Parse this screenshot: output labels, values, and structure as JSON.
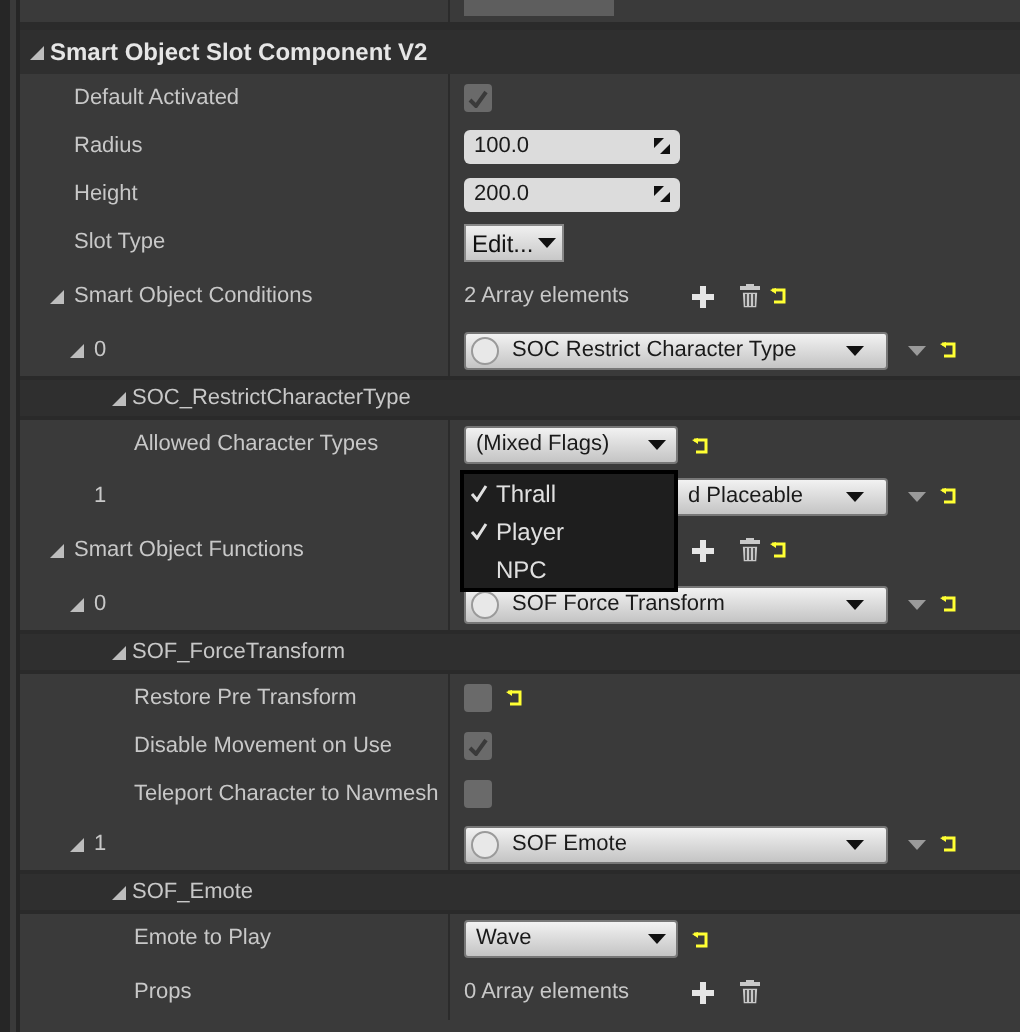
{
  "details_panel": {
    "sections": [
      {
        "title": "Smart Object Slot Component V2",
        "expanded": true,
        "properties": [
          {
            "label": "Default Activated",
            "kind": "checkbox",
            "checked": true
          },
          {
            "label": "Radius",
            "kind": "number",
            "value": "100.0"
          },
          {
            "label": "Height",
            "kind": "number",
            "value": "200.0"
          },
          {
            "label": "Slot Type",
            "kind": "combo",
            "value": "Edit..."
          },
          {
            "label": "Smart Object Conditions",
            "kind": "array",
            "count": "2 Array elements",
            "expanded": true,
            "reset": true,
            "children": [
              {
                "label": "0",
                "kind": "class",
                "value": "SOC Restrict Character Type",
                "expanded": true,
                "reset": true,
                "children": [
                  {
                    "label": "SOC_RestrictCharacterType",
                    "kind": "group",
                    "expanded": true,
                    "children": [
                      {
                        "label": "Allowed Character Types",
                        "kind": "enum",
                        "value": "(Mixed Flags)",
                        "reset": true
                      }
                    ]
                  }
                ]
              },
              {
                "label": "1",
                "kind": "class",
                "value": "d Placeable",
                "reset": true
              }
            ]
          },
          {
            "label": "Smart Object Functions",
            "kind": "array",
            "expanded": true,
            "reset": true,
            "children": [
              {
                "label": "0",
                "kind": "class",
                "value": "SOF Force Transform",
                "expanded": true,
                "reset": true,
                "children": [
                  {
                    "label": "SOF_ForceTransform",
                    "kind": "group",
                    "expanded": true,
                    "children": [
                      {
                        "label": "Restore Pre Transform",
                        "kind": "checkbox",
                        "checked": false,
                        "reset": true
                      },
                      {
                        "label": "Disable Movement on Use",
                        "kind": "checkbox",
                        "checked": true
                      },
                      {
                        "label": "Teleport Character to Navmesh",
                        "kind": "checkbox",
                        "checked": false
                      }
                    ]
                  }
                ]
              },
              {
                "label": "1",
                "kind": "class",
                "value": "SOF Emote",
                "expanded": true,
                "reset": true,
                "children": [
                  {
                    "label": "SOF_Emote",
                    "kind": "group",
                    "expanded": true,
                    "children": [
                      {
                        "label": "Emote to Play",
                        "kind": "enum",
                        "value": "Wave",
                        "reset": true
                      },
                      {
                        "label": "Props",
                        "kind": "array",
                        "count": "0 Array elements"
                      }
                    ]
                  }
                ]
              }
            ]
          }
        ]
      }
    ]
  },
  "flags_menu": {
    "items": [
      {
        "label": "Thrall",
        "checked": true
      },
      {
        "label": "Player",
        "checked": true
      },
      {
        "label": "NPC",
        "checked": false
      }
    ]
  }
}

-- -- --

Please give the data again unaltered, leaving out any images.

Parse this screenshot: output labels, values, and structure as JSON.
{
  "details_panel": {
    "sections": [
      {
        "title": "Smart Object Slot Component V2",
        "expanded": true,
        "properties": [
          {
            "label": "Default Activated",
            "kind": "checkbox",
            "checked": true
          },
          {
            "label": "Radius",
            "kind": "number",
            "value": "100.0"
          },
          {
            "label": "Height",
            "kind": "number",
            "value": "200.0"
          },
          {
            "label": "Slot Type",
            "kind": "combo",
            "value": "Edit..."
          },
          {
            "label": "Smart Object Conditions",
            "kind": "array",
            "count": "2 Array elements",
            "expanded": true,
            "reset": true,
            "children": [
              {
                "label": "0",
                "kind": "class",
                "value": "SOC Restrict Character Type",
                "expanded": true,
                "reset": true,
                "children": [
                  {
                    "label": "SOC_RestrictCharacterType",
                    "kind": "group",
                    "expanded": true,
                    "children": [
                      {
                        "label": "Allowed Character Types",
                        "kind": "enum",
                        "value": "(Mixed Flags)",
                        "reset": true
                      }
                    ]
                  }
                ]
              },
              {
                "label": "1",
                "kind": "class",
                "value": "d Placeable",
                "reset": true
              }
            ]
          },
          {
            "label": "Smart Object Functions",
            "kind": "array",
            "expanded": true,
            "reset": true,
            "children": [
              {
                "label": "0",
                "kind": "class",
                "value": "SOF Force Transform",
                "expanded": true,
                "reset": true,
                "children": [
                  {
                    "label": "SOF_ForceTransform",
                    "kind": "group",
                    "expanded": true,
                    "children": [
                      {
                        "label": "Restore Pre Transform",
                        "kind": "checkbox",
                        "checked": false,
                        "reset": true
                      },
                      {
                        "label": "Disable Movement on Use",
                        "kind": "checkbox",
                        "checked": true
                      },
                      {
                        "label": "Teleport Character to Navmesh",
                        "kind": "checkbox",
                        "checked": false
                      }
                    ]
                  }
                ]
              },
              {
                "label": "1",
                "kind": "class",
                "value": "SOF Emote",
                "expanded": true,
                "reset": true,
                "children": [
                  {
                    "label": "SOF_Emote",
                    "kind": "group",
                    "expanded": true,
                    "children": [
                      {
                        "label": "Emote to Play",
                        "kind": "enum",
                        "value": "Wave",
                        "reset": true
                      },
                      {
                        "label": "Props",
                        "kind": "array",
                        "count": "0 Array elements"
                      }
                    ]
                  }
                ]
              }
            ]
          }
        ]
      }
    ]
  },
  "flags_menu": {
    "items": [
      {
        "label": "Thrall",
        "checked": true
      },
      {
        "label": "Player",
        "checked": true
      },
      {
        "label": "NPC",
        "checked": false
      }
    ]
  }
}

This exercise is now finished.